EMC co-founder and former US Ambassador to Ireland Richard Egan has after a long battle with lung cancer and other illnesses. Egan, who was 73, is survived by his wife of 52 years, Maureen, and five children.

According to reports in both the Boston Globe and the Boston Herald, Egan died of self-inflicted gunshot wounds. "This is a great loss for our family and we are terribly saddened. We ask that the media respect our family's privacy at this difficult time,' the family said in a statement.

EMC CEO Joe Tucci described Egan as a great man and a great leader. "Dick's vision became one of the world's top technology companies, and his legacy will live on through the tens of thousands of lives he affected in so many positive ways. We have all lost a great mentor and friend."

EMC, which eventually became Massachusetts's largest technology company and today has more than 40,000 employees, was started in 1979 by Egan and his friend and college roommate, Roger Marino. The two initially sold office furniture in order to raise money to build the company with only a handful of employees.

Egan served as EMC's CEO until 1992 and as chairman of the board until 2001. When he retired, Egan was appointed by George Bush to serve as US Ambassador to Ireland.

The company initially manufactured memory boards then developed and began selling enterprise-class, networked data storage systems.

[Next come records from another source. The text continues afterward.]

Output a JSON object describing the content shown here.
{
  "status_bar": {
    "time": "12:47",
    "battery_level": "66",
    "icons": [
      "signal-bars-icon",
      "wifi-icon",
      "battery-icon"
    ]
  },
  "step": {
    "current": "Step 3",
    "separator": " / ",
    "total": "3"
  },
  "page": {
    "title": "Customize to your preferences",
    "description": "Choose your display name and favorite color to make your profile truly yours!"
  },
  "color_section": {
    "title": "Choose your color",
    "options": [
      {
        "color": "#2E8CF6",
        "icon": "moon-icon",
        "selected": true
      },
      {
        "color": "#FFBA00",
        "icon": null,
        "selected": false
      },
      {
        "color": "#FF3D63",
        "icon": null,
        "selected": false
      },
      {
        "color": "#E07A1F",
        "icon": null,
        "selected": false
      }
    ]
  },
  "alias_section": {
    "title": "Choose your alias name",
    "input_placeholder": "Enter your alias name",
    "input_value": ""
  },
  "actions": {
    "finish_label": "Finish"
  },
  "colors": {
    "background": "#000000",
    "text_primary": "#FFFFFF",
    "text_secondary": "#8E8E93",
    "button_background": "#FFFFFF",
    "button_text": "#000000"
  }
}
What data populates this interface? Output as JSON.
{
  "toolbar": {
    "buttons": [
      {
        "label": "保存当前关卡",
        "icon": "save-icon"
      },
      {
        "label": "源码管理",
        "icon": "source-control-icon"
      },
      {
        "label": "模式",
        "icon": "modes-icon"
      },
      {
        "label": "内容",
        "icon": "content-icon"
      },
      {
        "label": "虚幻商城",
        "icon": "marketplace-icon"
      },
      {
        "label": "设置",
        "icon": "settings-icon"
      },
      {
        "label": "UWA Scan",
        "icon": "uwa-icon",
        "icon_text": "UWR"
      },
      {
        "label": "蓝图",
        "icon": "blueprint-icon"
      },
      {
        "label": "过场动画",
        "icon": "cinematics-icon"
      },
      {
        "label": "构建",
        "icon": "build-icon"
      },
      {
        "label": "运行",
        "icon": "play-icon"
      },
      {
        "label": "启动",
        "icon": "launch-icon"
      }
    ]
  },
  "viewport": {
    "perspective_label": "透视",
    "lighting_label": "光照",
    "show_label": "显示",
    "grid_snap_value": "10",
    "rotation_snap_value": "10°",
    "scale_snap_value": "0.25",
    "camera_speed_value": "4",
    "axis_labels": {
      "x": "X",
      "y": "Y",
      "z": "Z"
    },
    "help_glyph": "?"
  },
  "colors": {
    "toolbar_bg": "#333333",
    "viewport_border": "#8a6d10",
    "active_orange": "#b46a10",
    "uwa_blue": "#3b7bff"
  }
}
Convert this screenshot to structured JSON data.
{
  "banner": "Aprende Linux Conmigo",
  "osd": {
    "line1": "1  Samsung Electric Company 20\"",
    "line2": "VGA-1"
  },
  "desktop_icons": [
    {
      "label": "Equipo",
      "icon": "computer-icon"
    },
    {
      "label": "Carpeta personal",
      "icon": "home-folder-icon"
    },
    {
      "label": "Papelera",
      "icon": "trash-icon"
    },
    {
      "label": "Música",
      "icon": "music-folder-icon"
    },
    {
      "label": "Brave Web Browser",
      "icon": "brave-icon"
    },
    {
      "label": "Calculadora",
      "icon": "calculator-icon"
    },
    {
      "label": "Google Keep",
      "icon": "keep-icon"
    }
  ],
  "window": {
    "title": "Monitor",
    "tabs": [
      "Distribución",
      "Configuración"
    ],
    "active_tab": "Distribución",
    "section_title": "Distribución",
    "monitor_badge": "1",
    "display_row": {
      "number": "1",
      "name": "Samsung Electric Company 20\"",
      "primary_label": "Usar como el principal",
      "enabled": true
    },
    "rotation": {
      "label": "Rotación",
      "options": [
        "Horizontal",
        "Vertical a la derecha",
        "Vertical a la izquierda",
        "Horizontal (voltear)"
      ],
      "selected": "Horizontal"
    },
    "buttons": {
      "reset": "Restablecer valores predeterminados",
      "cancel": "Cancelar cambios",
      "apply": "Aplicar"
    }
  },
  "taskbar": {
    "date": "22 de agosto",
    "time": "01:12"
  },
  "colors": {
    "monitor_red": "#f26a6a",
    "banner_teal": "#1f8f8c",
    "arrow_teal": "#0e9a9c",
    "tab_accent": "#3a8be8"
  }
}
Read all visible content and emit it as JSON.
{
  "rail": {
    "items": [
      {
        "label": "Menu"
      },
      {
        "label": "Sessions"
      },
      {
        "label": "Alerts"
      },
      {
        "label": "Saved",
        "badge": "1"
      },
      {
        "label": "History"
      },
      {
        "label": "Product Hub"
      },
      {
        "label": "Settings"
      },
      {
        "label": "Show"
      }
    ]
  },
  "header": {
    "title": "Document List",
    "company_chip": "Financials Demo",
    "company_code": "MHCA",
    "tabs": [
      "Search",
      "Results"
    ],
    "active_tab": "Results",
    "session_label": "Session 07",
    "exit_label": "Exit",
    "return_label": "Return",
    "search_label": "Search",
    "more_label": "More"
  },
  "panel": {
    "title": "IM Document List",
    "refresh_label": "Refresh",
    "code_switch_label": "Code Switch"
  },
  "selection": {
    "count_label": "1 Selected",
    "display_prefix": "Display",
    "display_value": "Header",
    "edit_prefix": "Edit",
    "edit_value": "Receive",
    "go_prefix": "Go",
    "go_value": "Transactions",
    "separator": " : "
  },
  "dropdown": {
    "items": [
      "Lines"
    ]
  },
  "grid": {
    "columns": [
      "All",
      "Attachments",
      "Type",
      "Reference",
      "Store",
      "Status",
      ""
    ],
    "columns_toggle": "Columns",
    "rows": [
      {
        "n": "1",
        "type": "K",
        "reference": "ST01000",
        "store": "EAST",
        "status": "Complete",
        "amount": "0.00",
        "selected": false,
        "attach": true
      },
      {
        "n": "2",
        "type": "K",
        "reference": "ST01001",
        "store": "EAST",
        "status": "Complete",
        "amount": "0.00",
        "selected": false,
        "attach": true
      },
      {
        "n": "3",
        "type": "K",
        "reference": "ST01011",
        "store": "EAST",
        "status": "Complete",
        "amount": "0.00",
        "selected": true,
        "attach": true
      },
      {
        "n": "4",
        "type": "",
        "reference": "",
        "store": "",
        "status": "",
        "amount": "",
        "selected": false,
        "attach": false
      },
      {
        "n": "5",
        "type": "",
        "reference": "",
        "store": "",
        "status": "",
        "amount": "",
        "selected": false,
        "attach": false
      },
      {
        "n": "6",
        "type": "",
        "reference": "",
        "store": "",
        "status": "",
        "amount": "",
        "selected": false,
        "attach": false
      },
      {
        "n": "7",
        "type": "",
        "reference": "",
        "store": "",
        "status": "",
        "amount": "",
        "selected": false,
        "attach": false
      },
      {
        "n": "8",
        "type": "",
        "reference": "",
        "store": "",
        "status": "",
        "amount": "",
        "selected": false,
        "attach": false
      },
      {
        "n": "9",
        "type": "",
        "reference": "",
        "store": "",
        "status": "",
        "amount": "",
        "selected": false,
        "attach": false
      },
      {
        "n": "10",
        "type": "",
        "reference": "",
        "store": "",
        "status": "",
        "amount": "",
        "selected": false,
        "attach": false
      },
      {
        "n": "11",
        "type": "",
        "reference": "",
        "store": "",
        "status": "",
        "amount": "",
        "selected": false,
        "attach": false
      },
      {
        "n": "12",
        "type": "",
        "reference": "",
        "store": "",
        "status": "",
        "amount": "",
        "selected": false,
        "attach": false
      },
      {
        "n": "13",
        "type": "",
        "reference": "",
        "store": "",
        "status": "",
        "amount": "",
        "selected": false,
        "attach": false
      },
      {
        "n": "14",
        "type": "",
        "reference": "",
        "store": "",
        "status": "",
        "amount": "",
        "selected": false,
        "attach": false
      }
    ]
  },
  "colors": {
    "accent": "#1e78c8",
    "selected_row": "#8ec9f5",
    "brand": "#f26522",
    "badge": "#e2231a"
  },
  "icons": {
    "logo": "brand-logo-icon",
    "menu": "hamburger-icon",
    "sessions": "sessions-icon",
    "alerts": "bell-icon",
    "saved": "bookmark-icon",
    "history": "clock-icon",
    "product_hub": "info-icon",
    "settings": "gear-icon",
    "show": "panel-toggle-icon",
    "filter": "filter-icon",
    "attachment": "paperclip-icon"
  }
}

Over the past decade, EMC has added disk storage arrays for small and medium-sized businesses to its portfolio of products, including the Clariion line of arrays, which EMC acquired along with Data General in 1999.

More recently, it has shifted its business direction to include software and services, though it remains the world's largest distributor of external data storage systems.

"Dick Egan stands as one of America's greatest entrepreneurs," said Michael C. Ruettgers, retired EMC chairman and CEO.

Egan earned a master of science from the Massachusetts Institute of Technology (MIT), and later joined MIT's Draper Laboratory as part of the team that developed the Apollo Guidance Computer, which provided real-time control for the Apollo spacecraft that carried astronauts to the moon. Egan also worked with Lockheed Aircraft and Intel in developing technology.

Egan was a leader in numerous educational, business and technology groups, serving as director of the Massachusetts High Technology Council and Business Roundtable, director of the New York Stock Exchange Advisory Board, and founder of the Hopkinton Technology for Education Foundation in Hopkinton, Mass., where EMC is based.

"Few business leaders in any industry or any generation had the impact that Dick Egan had, from starting a company that would become a Fortune 200 global powerhouse to employing tens of thousands of people to equipping schools with modern computers so the children of the community could learn on new technology," William J. Teuber, EMC's vice chairman said in a statement.